Investigating students' engagement in epistemic and narrative practices of chemistry in the context of a story on gas behavior
This study investigated secondary school students' engagement in epistemic and narrative practices of chemistry in the context of a chemistry story on gas behavior. Argumentation is an example of an epistemic practice in science and stories are one kind of narrative (Ricoeur, 1981). By using a chemistry story, the authors hoped to engage students in the argumentation processes by linking chemistry knowledge to everyday contexts (Erduran and Pabuccu, 2012). Student group discussions and written frames during the activity were used as data sources. Analysis of these student outcomes concentrated on (a) the nature of the students' discourse; (b) the quality of students' argumentation; and (c) students' conceptual understanding of gas behaviors. The authors categorized the nature of group discourse using five different codes, determined the quality of student argumentation by counting the number of rebuttals, and measured conceptual understanding through students' answers in the writing frames.
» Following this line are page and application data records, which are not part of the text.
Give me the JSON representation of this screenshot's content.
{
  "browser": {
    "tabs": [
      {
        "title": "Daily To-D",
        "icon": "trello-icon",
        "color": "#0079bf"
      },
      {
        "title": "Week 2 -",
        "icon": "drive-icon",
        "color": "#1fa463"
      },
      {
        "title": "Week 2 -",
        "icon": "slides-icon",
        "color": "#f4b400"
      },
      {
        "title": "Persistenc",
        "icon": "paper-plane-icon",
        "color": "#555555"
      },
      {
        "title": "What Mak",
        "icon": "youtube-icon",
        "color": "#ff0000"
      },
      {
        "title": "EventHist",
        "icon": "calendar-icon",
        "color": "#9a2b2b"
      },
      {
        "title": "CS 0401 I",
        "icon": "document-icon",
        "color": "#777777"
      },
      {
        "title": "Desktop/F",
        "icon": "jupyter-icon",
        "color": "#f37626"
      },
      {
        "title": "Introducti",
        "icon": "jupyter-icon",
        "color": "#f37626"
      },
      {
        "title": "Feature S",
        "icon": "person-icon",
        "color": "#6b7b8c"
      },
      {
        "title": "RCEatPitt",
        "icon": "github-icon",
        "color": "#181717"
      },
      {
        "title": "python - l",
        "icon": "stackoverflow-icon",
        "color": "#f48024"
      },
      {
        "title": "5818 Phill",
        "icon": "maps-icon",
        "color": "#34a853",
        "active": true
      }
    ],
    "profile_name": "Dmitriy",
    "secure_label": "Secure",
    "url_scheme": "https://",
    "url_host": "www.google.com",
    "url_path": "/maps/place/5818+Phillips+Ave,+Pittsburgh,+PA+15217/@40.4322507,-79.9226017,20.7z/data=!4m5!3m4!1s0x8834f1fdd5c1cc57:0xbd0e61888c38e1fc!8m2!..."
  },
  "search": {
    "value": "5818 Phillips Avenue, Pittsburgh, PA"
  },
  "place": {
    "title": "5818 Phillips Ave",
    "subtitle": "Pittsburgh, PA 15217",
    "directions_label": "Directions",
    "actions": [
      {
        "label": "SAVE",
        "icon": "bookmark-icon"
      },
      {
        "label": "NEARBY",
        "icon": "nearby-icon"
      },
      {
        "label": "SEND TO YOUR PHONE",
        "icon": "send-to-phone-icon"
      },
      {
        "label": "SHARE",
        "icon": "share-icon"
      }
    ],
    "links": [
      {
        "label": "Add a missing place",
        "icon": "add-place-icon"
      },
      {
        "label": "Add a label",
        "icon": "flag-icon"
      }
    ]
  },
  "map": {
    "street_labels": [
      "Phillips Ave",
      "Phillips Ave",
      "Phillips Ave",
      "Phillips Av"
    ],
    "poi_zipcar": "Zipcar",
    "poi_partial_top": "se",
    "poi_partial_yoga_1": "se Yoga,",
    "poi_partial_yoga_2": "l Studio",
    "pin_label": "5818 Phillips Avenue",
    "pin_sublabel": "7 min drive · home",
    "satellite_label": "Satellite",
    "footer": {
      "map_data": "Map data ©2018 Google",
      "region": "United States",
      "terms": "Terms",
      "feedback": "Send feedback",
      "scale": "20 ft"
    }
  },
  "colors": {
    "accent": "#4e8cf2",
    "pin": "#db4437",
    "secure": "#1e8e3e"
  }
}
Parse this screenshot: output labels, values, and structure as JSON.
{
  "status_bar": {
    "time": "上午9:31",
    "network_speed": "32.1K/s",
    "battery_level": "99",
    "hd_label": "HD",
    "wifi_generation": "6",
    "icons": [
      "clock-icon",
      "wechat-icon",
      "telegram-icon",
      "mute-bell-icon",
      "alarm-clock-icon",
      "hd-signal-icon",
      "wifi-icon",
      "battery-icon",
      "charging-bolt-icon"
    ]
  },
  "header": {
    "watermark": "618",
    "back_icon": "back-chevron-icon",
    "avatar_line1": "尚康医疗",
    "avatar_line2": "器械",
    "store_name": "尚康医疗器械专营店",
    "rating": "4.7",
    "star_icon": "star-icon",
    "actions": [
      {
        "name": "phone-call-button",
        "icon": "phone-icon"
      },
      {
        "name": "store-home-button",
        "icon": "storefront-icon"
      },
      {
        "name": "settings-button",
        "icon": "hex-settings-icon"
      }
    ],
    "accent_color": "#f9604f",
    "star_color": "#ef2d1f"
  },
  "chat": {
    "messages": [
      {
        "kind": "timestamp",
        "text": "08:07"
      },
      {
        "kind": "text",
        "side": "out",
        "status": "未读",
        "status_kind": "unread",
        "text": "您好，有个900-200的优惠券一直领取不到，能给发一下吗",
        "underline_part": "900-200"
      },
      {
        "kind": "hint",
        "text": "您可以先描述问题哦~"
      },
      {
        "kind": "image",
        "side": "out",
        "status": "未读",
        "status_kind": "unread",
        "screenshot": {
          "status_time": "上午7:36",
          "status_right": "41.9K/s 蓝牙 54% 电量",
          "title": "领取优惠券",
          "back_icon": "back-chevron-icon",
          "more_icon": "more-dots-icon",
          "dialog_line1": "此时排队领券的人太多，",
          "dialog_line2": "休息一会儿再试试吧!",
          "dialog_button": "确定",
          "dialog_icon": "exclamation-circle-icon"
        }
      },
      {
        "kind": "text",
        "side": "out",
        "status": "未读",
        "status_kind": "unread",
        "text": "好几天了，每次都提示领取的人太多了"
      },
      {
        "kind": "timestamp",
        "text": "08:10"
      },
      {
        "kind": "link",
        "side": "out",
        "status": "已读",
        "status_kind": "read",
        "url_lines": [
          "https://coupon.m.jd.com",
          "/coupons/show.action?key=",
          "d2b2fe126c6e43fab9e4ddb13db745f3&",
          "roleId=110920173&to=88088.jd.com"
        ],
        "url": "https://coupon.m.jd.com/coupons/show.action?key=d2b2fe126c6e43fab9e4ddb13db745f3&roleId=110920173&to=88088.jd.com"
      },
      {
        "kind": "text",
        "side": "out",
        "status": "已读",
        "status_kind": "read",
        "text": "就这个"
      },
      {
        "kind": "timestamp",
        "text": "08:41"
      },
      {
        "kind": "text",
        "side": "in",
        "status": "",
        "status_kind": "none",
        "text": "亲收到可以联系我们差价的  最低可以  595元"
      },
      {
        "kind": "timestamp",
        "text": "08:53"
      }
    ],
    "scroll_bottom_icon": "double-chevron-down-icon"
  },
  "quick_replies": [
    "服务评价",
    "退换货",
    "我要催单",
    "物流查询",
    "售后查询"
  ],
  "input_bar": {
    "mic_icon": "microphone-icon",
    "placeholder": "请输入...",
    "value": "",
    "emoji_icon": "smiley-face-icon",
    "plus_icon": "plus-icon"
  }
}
The results of this study add to the literature seeking to understand how to develop students' engagement in the argumentation process, how to enhance the quality of students' argumentations, and how to improve their conceptual understanding of gas behaviors.
- This article is part of the themed collection: The language and the teaching and learning of chemistry